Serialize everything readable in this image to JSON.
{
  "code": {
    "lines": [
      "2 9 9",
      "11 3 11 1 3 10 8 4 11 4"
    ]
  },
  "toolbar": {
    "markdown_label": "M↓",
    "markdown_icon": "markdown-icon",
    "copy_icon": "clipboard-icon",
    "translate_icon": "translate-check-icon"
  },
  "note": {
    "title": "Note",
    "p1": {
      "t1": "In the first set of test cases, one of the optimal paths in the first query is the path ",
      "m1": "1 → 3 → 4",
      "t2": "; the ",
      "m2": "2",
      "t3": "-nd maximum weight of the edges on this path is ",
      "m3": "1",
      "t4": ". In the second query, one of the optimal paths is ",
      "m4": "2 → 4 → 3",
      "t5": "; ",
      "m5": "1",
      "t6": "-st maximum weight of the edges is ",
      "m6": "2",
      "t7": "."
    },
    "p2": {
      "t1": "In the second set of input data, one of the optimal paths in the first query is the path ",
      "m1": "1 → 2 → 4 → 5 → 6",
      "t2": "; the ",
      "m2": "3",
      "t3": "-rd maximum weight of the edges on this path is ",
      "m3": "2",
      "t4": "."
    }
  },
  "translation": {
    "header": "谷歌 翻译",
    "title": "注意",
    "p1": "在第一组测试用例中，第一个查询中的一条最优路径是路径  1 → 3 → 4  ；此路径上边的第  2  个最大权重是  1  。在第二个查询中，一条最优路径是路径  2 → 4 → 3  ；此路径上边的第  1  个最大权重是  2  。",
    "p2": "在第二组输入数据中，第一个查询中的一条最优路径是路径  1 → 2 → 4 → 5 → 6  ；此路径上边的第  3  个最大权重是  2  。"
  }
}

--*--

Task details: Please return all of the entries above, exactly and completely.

Solution to the problem:
Serialize everything readable in this image to JSON.
{
  "code": {
    "lines": [
      "2 9 9",
      "11 3 11 1 3 10 8 4 11 4"
    ]
  },
  "toolbar": {
    "markdown_label": "M↓",
    "markdown_icon": "markdown-icon",
    "copy_icon": "clipboard-icon",
    "translate_icon": "translate-check-icon"
  },
  "note": {
    "title": "Note",
    "p1": {
      "t1": "In the first set of test cases, one of the optimal paths in the first query is the path ",
      "m1": "1 → 3 → 4",
      "t2": "; the ",
      "m2": "2",
      "t3": "-nd maximum weight of the edges on this path is ",
      "m3": "1",
      "t4": ". In the second query, one of the optimal paths is ",
      "m4": "2 → 4 → 3",
      "t5": "; ",
      "m5": "1",
      "t6": "-st maximum weight of the edges is ",
      "m6": "2",
      "t7": "."
    },
    "p2": {
      "t1": "In the second set of input data, one of the optimal paths in the first query is the path ",
      "m1": "1 → 2 → 4 → 5 → 6",
      "t2": "; the ",
      "m2": "3",
      "t3": "-rd maximum weight of the edges on this path is ",
      "m3": "2",
      "t4": "."
    }
  },
  "translation": {
    "header": "谷歌 翻译",
    "title": "注意",
    "p1": "在第一组测试用例中，第一个查询中的一条最优路径是路径  1 → 3 → 4  ；此路径上边的第  2  个最大权重是  1  。在第二个查询中，一条最优路径是路径  2 → 4 → 3  ；此路径上边的第  1  个最大权重是  2  。",
    "p2": "在第二组输入数据中，第一个查询中的一条最优路径是路径  1 → 2 → 4 → 5 → 6  ；此路径上边的第  3  个最大权重是  2  。"
  }
}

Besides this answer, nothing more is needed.